Another element that was lacking lustre in the survey was that of collaborative working. Collaborative working can truly help with the development of skills that frequently aren’t taught, but acquired through time spent in an academic environment such as development of leadership skills, the ability to communicate effectively, cohesively higher-level thinking, self-management, and more.
It’s not that students don’t want to collaborate, it’s that they haven’t had the chance to do so, with 63 per cent wanting more opportunities for interactions with other students, (JISC). With institutions only opening up for select courses, virtual learning is going to continue for the foreseeable future, so what can institutions and academics do to ensure they understand the needs of their students and their yearning for collaborative learning?
At Kortext, we take pride in our accessible platform and all of the functionalities it offers. As well as offering the opportunity to gain access to essential texts anytime, and anywhere, Kortext also has the ability to allow students to collaborate on their learning by sharing notes, as well as reading together on Microsoft Teams via the Kortext add-on.
The report shares some of the further student issues that are not being addressed such as:
As part of the survey, JISC asked how students felt the quality of online and digital learning could be improved, and what one thing they felt their universities should do to help them learn effectively online. Their responses has essentially provided a very valuable checklist for staff to take note of to enhance online learning delivery. The checklist includes…
- Get the basics right –wifi (on/off campus), access to reliable hardware and software, clear navigation to learning content, timetabling and session scheduling, audio and lighting of online sessions
- Make learning sessions more interactive (eg quizzes, games, tests), small group tasks so students feel connected to each other, their course and their university
- Record lessons and make them available soon after delivery to aid personal learning preferences, revision and catch up
- Train and support lecturers to use online tools in a pedagogically sound and inclusive way
- Think about the pace of delivery (too fast/too slow) and consider shorter bursts and regular breaks for students
- Create opportunities to talk to/ask questions of lecturers and fellow students and give timely individual and group support
- Offer timely feedback on formative and summative assessment activities
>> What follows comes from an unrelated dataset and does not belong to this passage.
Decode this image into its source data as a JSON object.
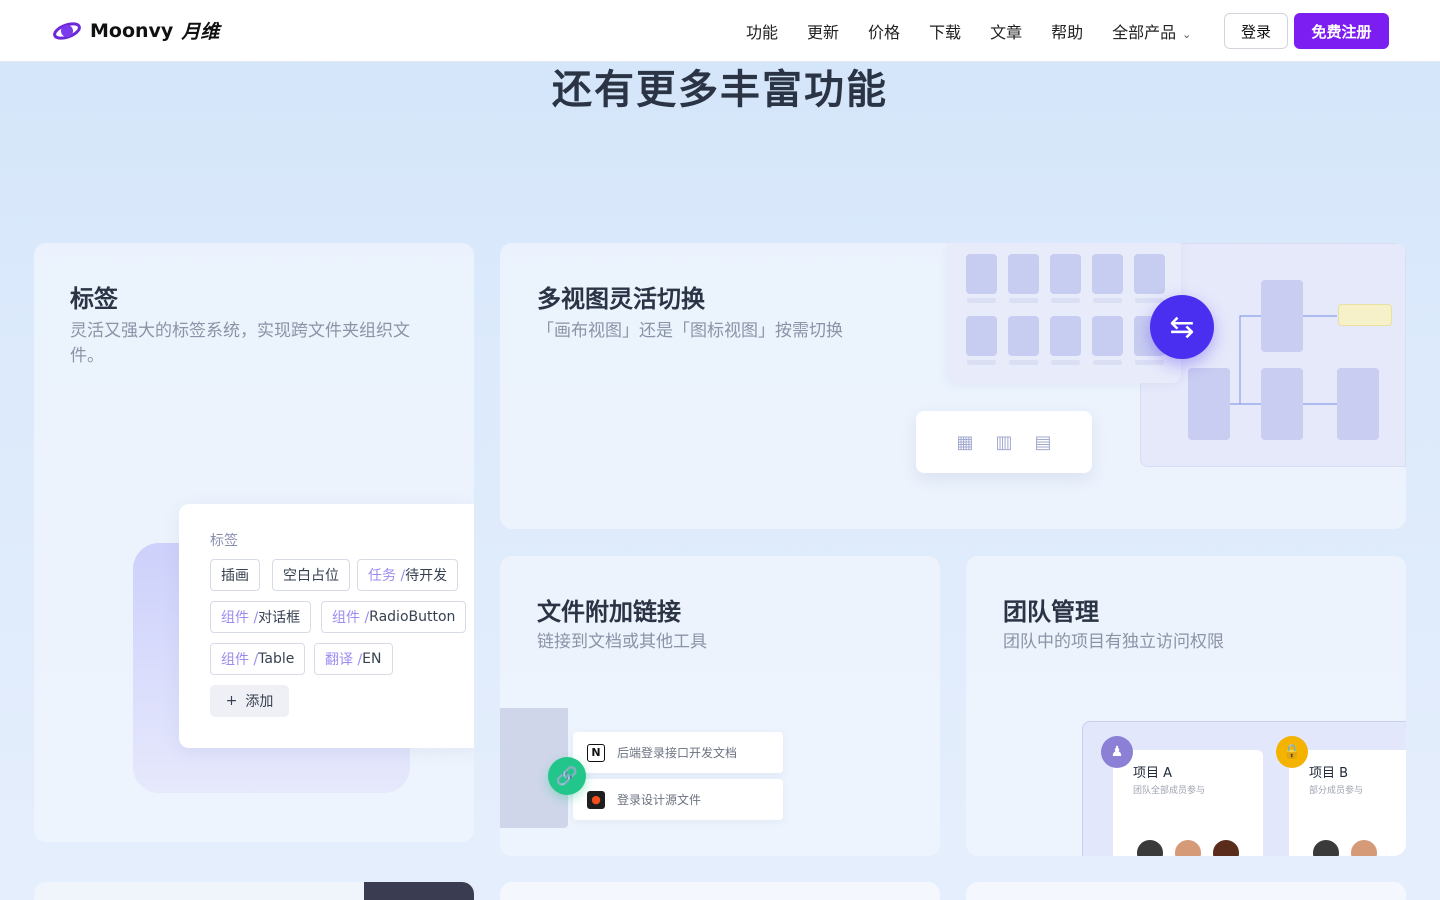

It’s clear to see that students care and want to have an influence on the delivery of their virtual learning from the findings of the survey. Whilst online learning may not be what they signed up for when they applied via UCAS, it’s their present and their foreseeable future. That said, there is no time like the present to act on this and work with students to ensure their VLE represents the kind of learning environment that is inspiring, collaborative and engaging to allow for the best possible outcome.
For the full survey findings, please click here.
-by Amber Lovell